● WHAT TO DO
An exact copy of the entries is required, excluding any pictures.

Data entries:

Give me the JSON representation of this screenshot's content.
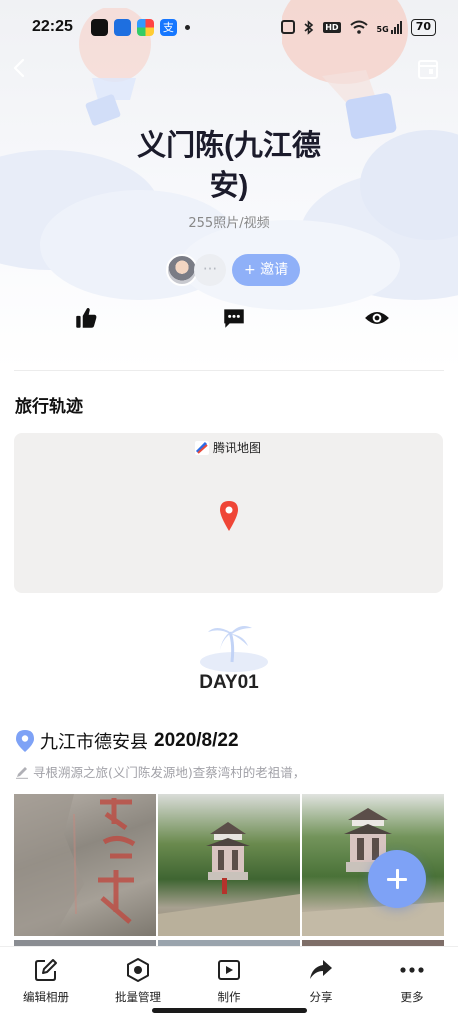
{
  "status_bar": {
    "time": "22:25",
    "network_label": "5G",
    "battery": "70"
  },
  "album": {
    "title": "义门陈(九江德安)",
    "count_text": "255照片/视频",
    "invite_label": "+ 邀请",
    "member_more": "···"
  },
  "actions": [
    "like-icon",
    "comment-icon",
    "view-icon"
  ],
  "track": {
    "section_title": "旅行轨迹",
    "map_brand": "腾讯地图"
  },
  "day": {
    "label": "DAY01",
    "location": "九江市德安县",
    "date": "2020/8/22",
    "note": "寻根溯源之旅(义门陈发源地)查蔡湾村的老祖谱，"
  },
  "tabbar": {
    "items": [
      {
        "label": "编辑相册",
        "icon": "edit-icon"
      },
      {
        "label": "批量管理",
        "icon": "batch-icon"
      },
      {
        "label": "制作",
        "icon": "make-video-icon"
      },
      {
        "label": "分享",
        "icon": "share-icon"
      },
      {
        "label": "更多",
        "icon": "more-icon"
      }
    ]
  },
  "colors": {
    "accent": "#8fb0f8",
    "fab": "#7ea2f6",
    "pin": "#ef4637"
  }
}
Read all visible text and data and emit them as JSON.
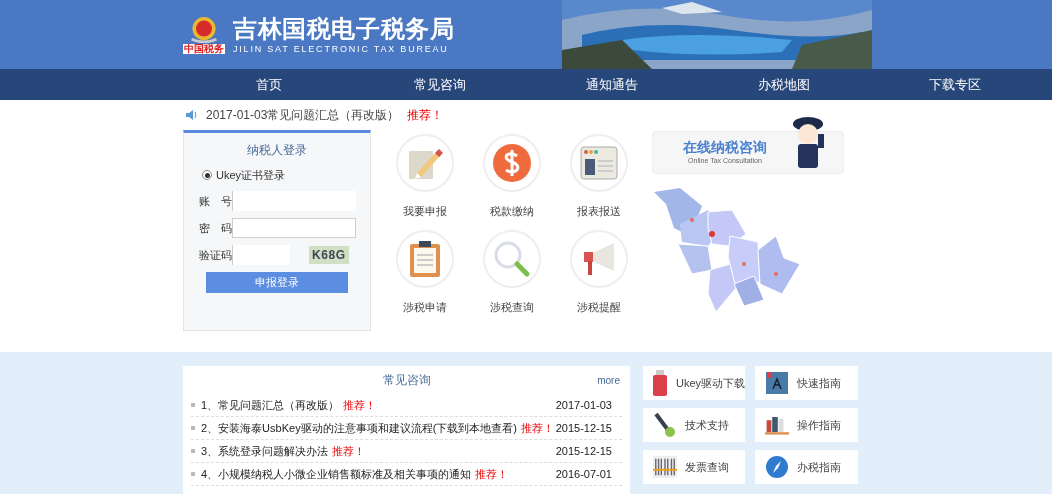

● RESULT OF THIS EXERCISE
Give me the JSON representation of this screenshot's content.
{
  "status_bar": {
    "time": "22:25",
    "network_label": "5G",
    "battery": "70"
  },
  "album": {
    "title": "义门陈(九江德安)",
    "count_text": "255照片/视频",
    "invite_label": "+ 邀请",
    "member_more": "···"
  },
  "actions": [
    "like-icon",
    "comment-icon",
    "view-icon"
  ],
  "track": {
    "section_title": "旅行轨迹",
    "map_brand": "腾讯地图"
  },
  "day": {
    "label": "DAY01",
    "location": "九江市德安县",
    "date": "2020/8/22",
    "note": "寻根溯源之旅(义门陈发源地)查蔡湾村的老祖谱，"
  },
  "tabbar": {
    "items": [
      {
        "label": "编辑相册",
        "icon": "edit-icon"
      },
      {
        "label": "批量管理",
        "icon": "batch-icon"
      },
      {
        "label": "制作",
        "icon": "make-video-icon"
      },
      {
        "label": "分享",
        "icon": "share-icon"
      },
      {
        "label": "更多",
        "icon": "more-icon"
      }
    ]
  },
  "colors": {
    "accent": "#8fb0f8",
    "fab": "#7ea2f6",
    "pin": "#ef4637"
  }
}
Read all visible text and data and emit them as JSON.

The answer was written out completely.